As the oldest son, Kay held considerable power and authority within the family. His parents, however, expected Kay not only to be a role model for the younger children but also to represent the family within the community. Despite Kay's excellence in school and status as a budding poet, Masuo, a very strict father, disciplined Kay more harshly than the other children. On February 27, 1931, Shidzuyo told Kay to wake Minoru. Instead, Kay played a joke on Minoru by painting his face black. When Minoru awoke, both Minoru and his father yelled at Kay, shaming him tremendously. When a person is shamed in Japanese culture, they bring shame not only upon themselves but upon the entire family. Perhaps the combination of shame and pressure from his school and family grew too much for Kay to endure. Nobody knows exactly why, but Kay poisoned himself that evening, drinking water mixed with strychnine, a rat poison. He died that night.
Stricken with grief by the suicide, the family spoke little about the circumstances, simply informing the community that Kay died. Few people, including Minoru's younger bothers and sisters, knew that Kay had killed himself. The loss affected both Minoru and his father immensely, and Masuo blamed them both. He wrote Minoru: "Yourself and father are directly responsible for the loss of our dearest one. Your feeling and thought of the 27 of February meet exactly mine.
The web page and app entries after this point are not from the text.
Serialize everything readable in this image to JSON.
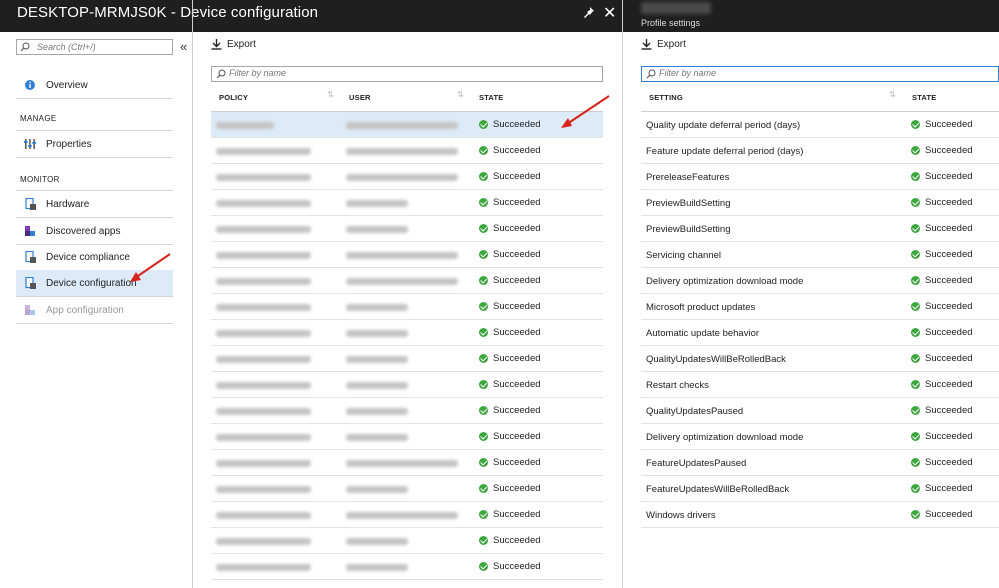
{
  "main_blade": {
    "title": "DESKTOP-MRMJS0K - Device configuration",
    "pin_icon": "pin-icon",
    "close_icon": "close-icon"
  },
  "side_nav": {
    "search_placeholder": "Search (Ctrl+/)",
    "collapse_icon": "double-chevron-left-icon",
    "overview_label": "Overview",
    "manage_section": "MANAGE",
    "properties_label": "Properties",
    "monitor_section": "MONITOR",
    "items": [
      {
        "label": "Hardware",
        "icon": "hardware-icon",
        "active": false,
        "disabled": false
      },
      {
        "label": "Discovered apps",
        "icon": "apps-icon",
        "active": false,
        "disabled": false
      },
      {
        "label": "Device compliance",
        "icon": "compliance-icon",
        "active": false,
        "disabled": false
      },
      {
        "label": "Device configuration",
        "icon": "configuration-icon",
        "active": true,
        "disabled": false
      },
      {
        "label": "App configuration",
        "icon": "app-configuration-icon",
        "active": false,
        "disabled": true
      }
    ]
  },
  "policy_list": {
    "export_label": "Export",
    "filter_placeholder": "Filter by name",
    "columns": [
      "POLICY",
      "USER",
      "STATE"
    ],
    "row_state": "Succeeded",
    "row_count": 18,
    "selected_row": 0
  },
  "profile_settings": {
    "subtitle": "Profile settings",
    "export_label": "Export",
    "filter_placeholder": "Filter by name",
    "columns": [
      "SETTING",
      "STATE"
    ],
    "rows": [
      {
        "setting": "Quality update deferral period (days)",
        "state": "Succeeded"
      },
      {
        "setting": "Feature update deferral period (days)",
        "state": "Succeeded"
      },
      {
        "setting": "PrereleaseFeatures",
        "state": "Succeeded"
      },
      {
        "setting": "PreviewBuildSetting",
        "state": "Succeeded"
      },
      {
        "setting": "PreviewBuildSetting",
        "state": "Succeeded"
      },
      {
        "setting": "Servicing channel",
        "state": "Succeeded"
      },
      {
        "setting": "Delivery optimization download mode",
        "state": "Succeeded"
      },
      {
        "setting": "Microsoft product updates",
        "state": "Succeeded"
      },
      {
        "setting": "Automatic update behavior",
        "state": "Succeeded"
      },
      {
        "setting": "QualityUpdatesWillBeRolledBack",
        "state": "Succeeded"
      },
      {
        "setting": "Restart checks",
        "state": "Succeeded"
      },
      {
        "setting": "QualityUpdatesPaused",
        "state": "Succeeded"
      },
      {
        "setting": "Delivery optimization download mode",
        "state": "Succeeded"
      },
      {
        "setting": "FeatureUpdatesPaused",
        "state": "Succeeded"
      },
      {
        "setting": "FeatureUpdatesWillBeRolledBack",
        "state": "Succeeded"
      },
      {
        "setting": "Windows drivers",
        "state": "Succeeded"
      }
    ]
  },
  "colors": {
    "title_bar": "#1f1f1f",
    "selection": "#ddeaf7",
    "success": "#3ea63e",
    "annotation_arrow": "#d9221c"
  }
}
You will surely feel very keenly toward your responsibility… . There lies our common sorrow and great point which we must suffer for the rest of our lives. "